Page and application data records

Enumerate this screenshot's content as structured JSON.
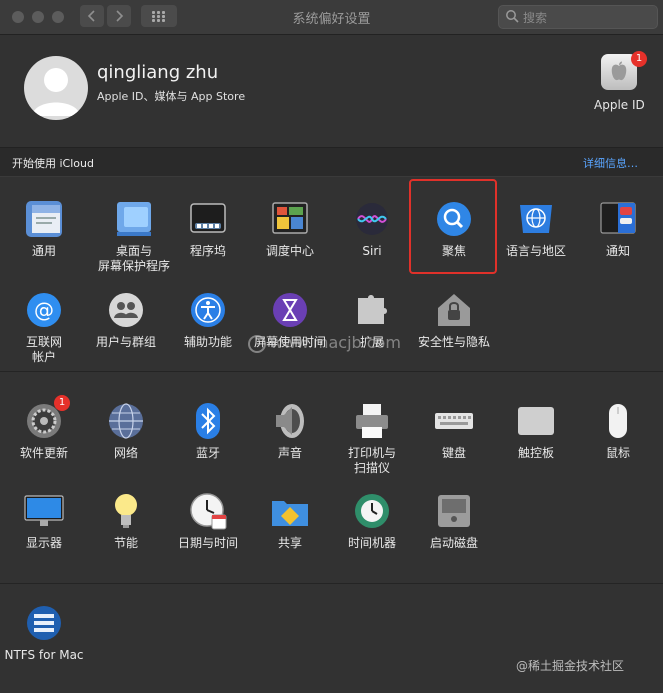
{
  "window": {
    "title": "系统偏好设置",
    "search_placeholder": "搜索"
  },
  "user": {
    "name": "qingliang zhu",
    "subtitle": "Apple ID、媒体与 App Store",
    "appleid_label": "Apple ID",
    "appleid_badge": "1"
  },
  "icloud": {
    "prompt": "开始使用 iCloud",
    "details_link": "详细信息…"
  },
  "section1": [
    {
      "label": "通用",
      "icon": "general-icon"
    },
    {
      "label": "桌面与\n屏幕保护程序",
      "icon": "desktop-screensaver-icon"
    },
    {
      "label": "程序坞",
      "icon": "dock-icon"
    },
    {
      "label": "调度中心",
      "icon": "mission-control-icon"
    },
    {
      "label": "Siri",
      "icon": "siri-icon"
    },
    {
      "label": "聚焦",
      "icon": "spotlight-icon"
    },
    {
      "label": "语言与地区",
      "icon": "language-region-icon"
    },
    {
      "label": "通知",
      "icon": "notifications-icon"
    },
    {
      "label": "互联网\n帐户",
      "icon": "internet-accounts-icon"
    },
    {
      "label": "用户与群组",
      "icon": "users-groups-icon"
    },
    {
      "label": "辅助功能",
      "icon": "accessibility-icon"
    },
    {
      "label": "屏幕使用时间",
      "icon": "screen-time-icon"
    },
    {
      "label": "扩展",
      "icon": "extensions-icon"
    },
    {
      "label": "安全性与隐私",
      "icon": "security-privacy-icon"
    }
  ],
  "section2": [
    {
      "label": "软件更新",
      "icon": "software-update-icon",
      "badge": "1"
    },
    {
      "label": "网络",
      "icon": "network-icon"
    },
    {
      "label": "蓝牙",
      "icon": "bluetooth-icon"
    },
    {
      "label": "声音",
      "icon": "sound-icon"
    },
    {
      "label": "打印机与\n扫描仪",
      "icon": "printers-scanners-icon"
    },
    {
      "label": "键盘",
      "icon": "keyboard-icon"
    },
    {
      "label": "触控板",
      "icon": "trackpad-icon"
    },
    {
      "label": "鼠标",
      "icon": "mouse-icon"
    },
    {
      "label": "显示器",
      "icon": "displays-icon"
    },
    {
      "label": "节能",
      "icon": "energy-saver-icon"
    },
    {
      "label": "日期与时间",
      "icon": "date-time-icon"
    },
    {
      "label": "共享",
      "icon": "sharing-icon"
    },
    {
      "label": "时间机器",
      "icon": "time-machine-icon"
    },
    {
      "label": "启动磁盘",
      "icon": "startup-disk-icon"
    }
  ],
  "section3": [
    {
      "label": "NTFS for Mac",
      "icon": "ntfs-icon"
    }
  ],
  "overlay": {
    "watermark": "www.macjb.com",
    "credit": "@稀土掘金技术社区"
  },
  "colors": {
    "highlight": "#e0312a",
    "link": "#5aa5ff",
    "background": "#323232"
  }
}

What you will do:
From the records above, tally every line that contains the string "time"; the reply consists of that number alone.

Solution to the exercise:
3